The illustrated memoir uses a variety of means for illustration, from collage to memorabilia, from photography to drawing, to support the written narrative. It’s different from the “graphic” memoir or novel, which has a comic-book layout; the illustrated memoir uses illustrations as necessary, ranging from just a few to one on every page.
You don’t need any art background to create vibrant visual illustrations, and you don’t need any writing background to get your story onto the page. In this unique class, we’ll discuss what factors will make your memoir compelling, both in the writing and in the visual images. We’ll discuss traditional elements of narrative, including narrative strategies and points of craft, but we’ll focus on your own story, and we’ll push the envelope of what it means to use visual illustrations.

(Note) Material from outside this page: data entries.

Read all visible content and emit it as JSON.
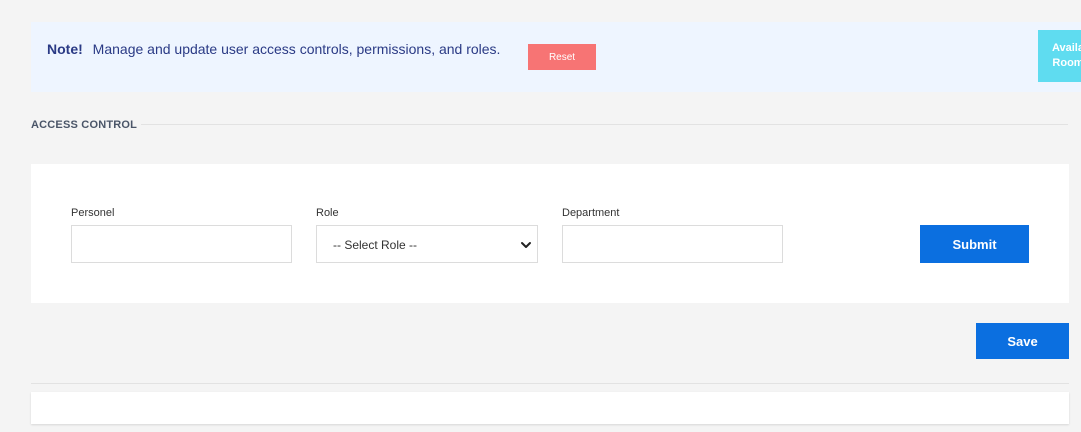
{
  "note": {
    "label": "Note!",
    "message": "Manage and update user access controls, permissions, and roles.",
    "reset_label": "Reset",
    "available_rooms_line1": "Availa",
    "available_rooms_line2": "Room"
  },
  "section": {
    "title": "ACCESS CONTROL"
  },
  "form": {
    "personel_label": "Personel",
    "personel_value": "",
    "role_label": "Role",
    "role_selected": "-- Select Role --",
    "department_label": "Department",
    "department_value": "",
    "submit_label": "Submit"
  },
  "actions": {
    "save_label": "Save"
  },
  "icons": {
    "role_dropdown": "chevron-down-icon"
  },
  "colors": {
    "note_background": "#eef5ff",
    "note_text": "#2a3a85",
    "reset_button": "#f77474",
    "available_rooms_button": "#5fdcf0",
    "primary_button": "#0b6fe0"
  }
}
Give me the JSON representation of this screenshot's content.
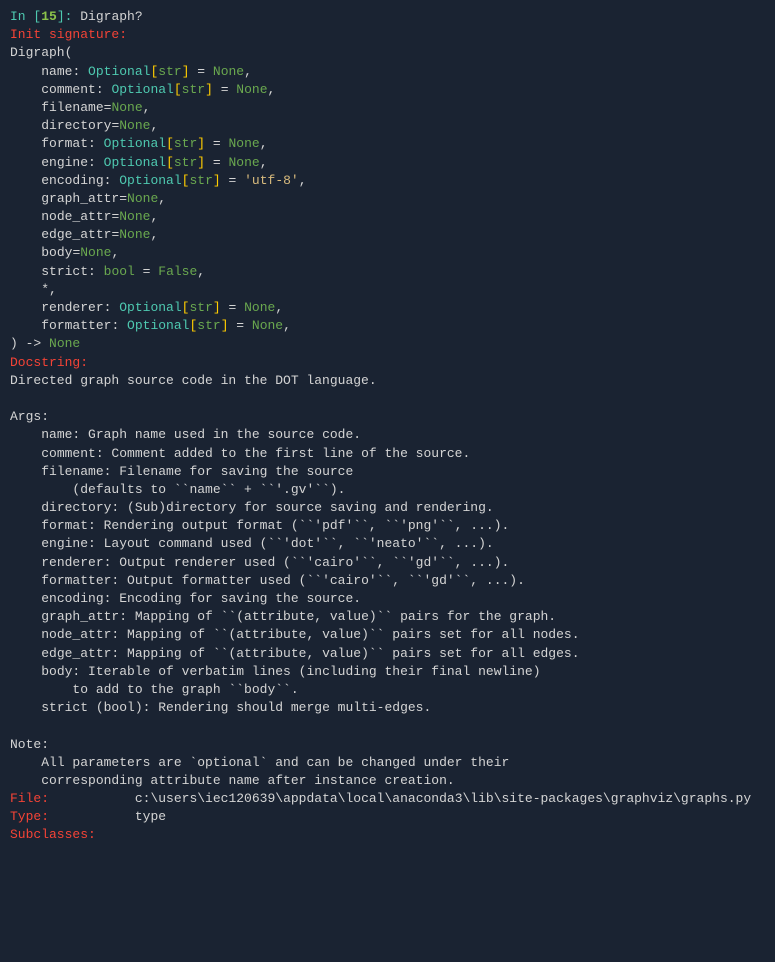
{
  "prompt": {
    "in": "In ",
    "num": "15",
    "query": "Digraph?"
  },
  "headers": {
    "init_sig": "Init signature:",
    "docstring": "Docstring:",
    "file": "File:",
    "type": "Type:",
    "subclasses": "Subclasses:"
  },
  "sig": {
    "class_name": "Digraph",
    "optional": "Optional",
    "str": "str",
    "bool": "bool",
    "none": "None",
    "false": "False",
    "star": "*,",
    "params": [
      {
        "name": "name"
      },
      {
        "name": "comment"
      },
      {
        "name": "filename"
      },
      {
        "name": "directory"
      },
      {
        "name": "format"
      },
      {
        "name": "engine"
      },
      {
        "name": "encoding",
        "default": "'utf-8'"
      },
      {
        "name": "graph_attr"
      },
      {
        "name": "node_attr"
      },
      {
        "name": "edge_attr"
      },
      {
        "name": "body"
      },
      {
        "name": "strict"
      },
      {
        "name": "renderer"
      },
      {
        "name": "formatter"
      }
    ]
  },
  "doc": {
    "summary": "Directed graph source code in the DOT language.",
    "args_header": "Args:",
    "args": [
      "name: Graph name used in the source code.",
      "comment: Comment added to the first line of the source.",
      "filename: Filename for saving the source",
      "(defaults to ``name`` + ``'.gv'``).",
      "directory: (Sub)directory for source saving and rendering.",
      "format: Rendering output format (``'pdf'``, ``'png'``, ...).",
      "engine: Layout command used (``'dot'``, ``'neato'``, ...).",
      "renderer: Output renderer used (``'cairo'``, ``'gd'``, ...).",
      "formatter: Output formatter used (``'cairo'``, ``'gd'``, ...).",
      "encoding: Encoding for saving the source.",
      "graph_attr: Mapping of ``(attribute, value)`` pairs for the graph.",
      "node_attr: Mapping of ``(attribute, value)`` pairs set for all nodes.",
      "edge_attr: Mapping of ``(attribute, value)`` pairs set for all edges.",
      "body: Iterable of verbatim lines (including their final newline)",
      "to add to the graph ``body``.",
      "strict (bool): Rendering should merge multi-edges."
    ],
    "note_header": "Note:",
    "note": [
      "All parameters are `optional` and can be changed under their",
      "corresponding attribute name after instance creation."
    ]
  },
  "meta": {
    "file": "c:\\users\\iec120639\\appdata\\local\\anaconda3\\lib\\site-packages\\graphviz\\graphs.py",
    "type": "type"
  }
}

Each week, students will be able to submit their work to the whole group for comment as we progress toward the finished product.
Week One: What story do you most want to tell? Selecting your story; kinds of illustration (collage, old photos, memorabilia, found poems, text, and more). Technicalities of scanning and working with images.

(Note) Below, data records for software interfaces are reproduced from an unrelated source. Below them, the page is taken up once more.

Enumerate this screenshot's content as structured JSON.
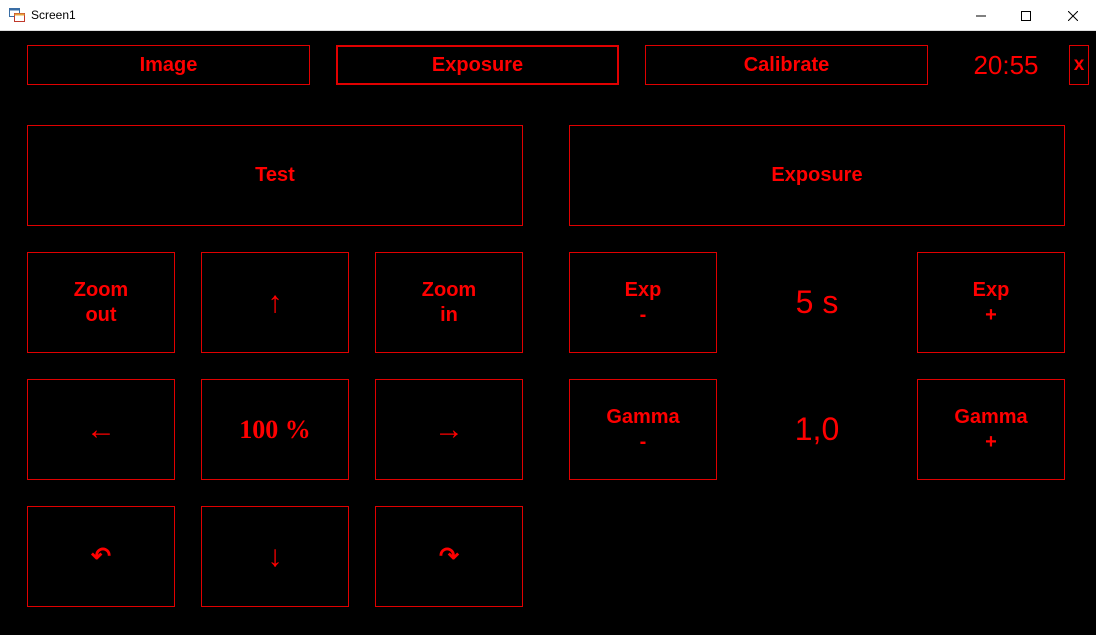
{
  "window": {
    "title": "Screen1"
  },
  "tabs": {
    "image": "Image",
    "exposure": "Exposure",
    "calibrate": "Calibrate"
  },
  "clock": "20:55",
  "close_label": "x",
  "left": {
    "test": "Test",
    "zoom_out": [
      "Zoom",
      "out"
    ],
    "up": "↑",
    "zoom_in": [
      "Zoom",
      "in"
    ],
    "left": "←",
    "zoom_level": "100 %",
    "right": "→",
    "rotate_left": "↶",
    "down": "↓",
    "rotate_right": "↷"
  },
  "right": {
    "exposure": "Exposure",
    "exp_minus": [
      "Exp",
      "-"
    ],
    "exp_value": "5 s",
    "exp_plus": [
      "Exp",
      "+"
    ],
    "gamma_minus": [
      "Gamma",
      "-"
    ],
    "gamma_value": "1,0",
    "gamma_plus": [
      "Gamma",
      "+"
    ]
  },
  "colors": {
    "accent": "#ff0000",
    "border": "#e00000",
    "background": "#000000"
  }
}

Week Two: Narrative Strategies: straight, braided, mosaic. What’s the most effective strategy for your story, and how can you most effectively bring in illustrations?
Week Three: The Purpose of Illustration: using pictures to tell something you don’t say in words. A review of “show don’t tell,” with images in mind. Voice.
Week Four: Grounding the reader: setting, flashbacks, and how to handle the temptation to explain, philosophize and interpret.
Week Five: Time and Pacing. Compression, Magnification. Techniques for making the time-frame clear in illustrations.
Week Six: What makes a story compelling; how to increase the tension and make your story a page-turner. The Importance of having sympathy for your memoir characters.
Week Seven: How much can you make up? How much can you change details of the story, while maintaining the emotional truth? With illustration, how much can you “stage” your illustrations? Can you use the illustrations to show the mutability of memory?
Week Eight: Putting it all together: methods of publishing. Editing and proofreading. Discovering publications for your story.
Suggested (not required) Reading
Paris in Winter, David Coggins
Into the Shadows by Kristra J. Breithaupt and Andrew G. Breithaupt
Visual Whiskey, by Carmen Leah
Hard to Say, by Carrie Beall
Every Day Matters by Danny Gregory
A Lifetime of Secrets: A PostSecret Book by Frank Warren
Sarah Van Arsdale has a rare blend of talent for both writing and teaching. Her passion for craft opens the door for close-readings of successful pieces and brings the same level of magnification to your own work, helping to make it stronger and more engaging. Sarah writes and publishes poetry, fiction, and non-fiction, in addition to creating artwork, and from her experience in these different forms she brings an expansive perspective to what is possible in writing. As a teacher, she is supportive and dedicated to helping each student grow into their potential as writers and as human beings in the world. She is enthusiastic and generous, and continues to be a true mentor in every way possible. Kelly Grogan
Sarah Van Arsdale is an excellent teacher; one of the very best. She is generous in sharing her copious knowledge of fiction, poetry and non-fiction techniques, and gives feedback that identifies fixable problems in her students’ work. She always makes herself available to answer questions or provide more information. While she makes no bones about giving detailed constructive feedback, her notes and comments are deeply encouraging, providing suggestions for improvement while cheering students on. Whether you are just beginning a writing journey or are a long-way down the path, Sarah will help you see the light-at-the-end of the tunnel and support you as you find your way there. Michelle Templeton, MFA
I came to writing quite late in life. I was floundering on my own attempting to put together a memoir, and I entered the classroom feeling that perhaps I didn’t really belong there making an attempt at writing. Sarah made everyone in that classroom feel comfortable. She made us feel that everyone has a voice and can commit it to real writing. Then she gave us assignments and exercises that helped us to develop our voices and put our feelings and ideas into words. It was a joyful experience. So wonderful was the experience, that I joined a writing workshop in Assisi, Italy the following summer, where she ran a class. I cannot endorse Ms. Van Arsdale fully enough. Barbara Marcus